Would you return every entry below without a single difference?

Saved data entries
----

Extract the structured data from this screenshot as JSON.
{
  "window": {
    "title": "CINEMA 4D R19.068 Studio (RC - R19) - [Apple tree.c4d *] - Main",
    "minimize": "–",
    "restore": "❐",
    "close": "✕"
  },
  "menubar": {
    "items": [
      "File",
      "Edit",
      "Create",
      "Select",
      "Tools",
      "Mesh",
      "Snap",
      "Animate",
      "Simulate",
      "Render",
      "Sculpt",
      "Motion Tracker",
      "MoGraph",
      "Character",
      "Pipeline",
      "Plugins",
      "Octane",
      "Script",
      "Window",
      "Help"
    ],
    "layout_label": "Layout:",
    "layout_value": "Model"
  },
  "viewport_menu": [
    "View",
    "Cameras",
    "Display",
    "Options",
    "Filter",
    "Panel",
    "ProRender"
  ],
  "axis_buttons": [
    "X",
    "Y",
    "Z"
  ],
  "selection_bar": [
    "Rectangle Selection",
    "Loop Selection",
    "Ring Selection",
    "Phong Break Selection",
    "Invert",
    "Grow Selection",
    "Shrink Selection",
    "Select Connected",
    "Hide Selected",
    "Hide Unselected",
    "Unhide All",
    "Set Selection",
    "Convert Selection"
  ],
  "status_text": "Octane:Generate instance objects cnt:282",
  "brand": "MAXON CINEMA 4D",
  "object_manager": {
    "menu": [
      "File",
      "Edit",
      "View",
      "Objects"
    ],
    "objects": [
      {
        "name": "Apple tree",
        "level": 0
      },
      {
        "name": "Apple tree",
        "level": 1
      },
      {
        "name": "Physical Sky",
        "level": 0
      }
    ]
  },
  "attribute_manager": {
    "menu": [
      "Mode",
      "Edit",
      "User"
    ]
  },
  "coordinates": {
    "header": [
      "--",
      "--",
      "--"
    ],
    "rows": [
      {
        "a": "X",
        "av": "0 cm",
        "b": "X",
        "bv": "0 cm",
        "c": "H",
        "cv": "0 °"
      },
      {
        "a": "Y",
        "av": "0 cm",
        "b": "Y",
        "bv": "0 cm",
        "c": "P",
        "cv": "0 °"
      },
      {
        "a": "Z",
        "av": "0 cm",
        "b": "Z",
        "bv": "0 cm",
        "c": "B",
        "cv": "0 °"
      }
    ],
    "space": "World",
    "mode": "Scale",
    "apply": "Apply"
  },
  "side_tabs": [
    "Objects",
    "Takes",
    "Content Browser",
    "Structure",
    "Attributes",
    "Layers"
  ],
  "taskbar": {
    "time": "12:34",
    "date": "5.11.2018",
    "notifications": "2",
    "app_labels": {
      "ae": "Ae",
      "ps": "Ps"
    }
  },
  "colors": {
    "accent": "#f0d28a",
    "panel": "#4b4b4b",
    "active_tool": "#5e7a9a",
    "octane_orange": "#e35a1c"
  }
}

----

### [ANSWER AREA]
Extract the structured data from this screenshot as JSON.
{
  "window": {
    "title": "CINEMA 4D R19.068 Studio (RC - R19) - [Apple tree.c4d *] - Main",
    "minimize": "–",
    "restore": "❐",
    "close": "✕"
  },
  "menubar": {
    "items": [
      "File",
      "Edit",
      "Create",
      "Select",
      "Tools",
      "Mesh",
      "Snap",
      "Animate",
      "Simulate",
      "Render",
      "Sculpt",
      "Motion Tracker",
      "MoGraph",
      "Character",
      "Pipeline",
      "Plugins",
      "Octane",
      "Script",
      "Window",
      "Help"
    ],
    "layout_label": "Layout:",
    "layout_value": "Model"
  },
  "viewport_menu": [
    "View",
    "Cameras",
    "Display",
    "Options",
    "Filter",
    "Panel",
    "ProRender"
  ],
  "axis_buttons": [
    "X",
    "Y",
    "Z"
  ],
  "selection_bar": [
    "Rectangle Selection",
    "Loop Selection",
    "Ring Selection",
    "Phong Break Selection",
    "Invert",
    "Grow Selection",
    "Shrink Selection",
    "Select Connected",
    "Hide Selected",
    "Hide Unselected",
    "Unhide All",
    "Set Selection",
    "Convert Selection"
  ],
  "status_text": "Octane:Generate instance objects cnt:282",
  "brand": "MAXON CINEMA 4D",
  "object_manager": {
    "menu": [
      "File",
      "Edit",
      "View",
      "Objects"
    ],
    "objects": [
      {
        "name": "Apple tree",
        "level": 0
      },
      {
        "name": "Apple tree",
        "level": 1
      },
      {
        "name": "Physical Sky",
        "level": 0
      }
    ]
  },
  "attribute_manager": {
    "menu": [
      "Mode",
      "Edit",
      "User"
    ]
  },
  "coordinates": {
    "header": [
      "--",
      "--",
      "--"
    ],
    "rows": [
      {
        "a": "X",
        "av": "0 cm",
        "b": "X",
        "bv": "0 cm",
        "c": "H",
        "cv": "0 °"
      },
      {
        "a": "Y",
        "av": "0 cm",
        "b": "Y",
        "bv": "0 cm",
        "c": "P",
        "cv": "0 °"
      },
      {
        "a": "Z",
        "av": "0 cm",
        "b": "Z",
        "bv": "0 cm",
        "c": "B",
        "cv": "0 °"
      }
    ],
    "space": "World",
    "mode": "Scale",
    "apply": "Apply"
  },
  "side_tabs": [
    "Objects",
    "Takes",
    "Content Browser",
    "Structure",
    "Attributes",
    "Layers"
  ],
  "taskbar": {
    "time": "12:34",
    "date": "5.11.2018",
    "notifications": "2",
    "app_labels": {
      "ae": "Ae",
      "ps": "Ps"
    }
  },
  "colors": {
    "accent": "#f0d28a",
    "panel": "#4b4b4b",
    "active_tool": "#5e7a9a",
    "octane_orange": "#e35a1c"
  }
}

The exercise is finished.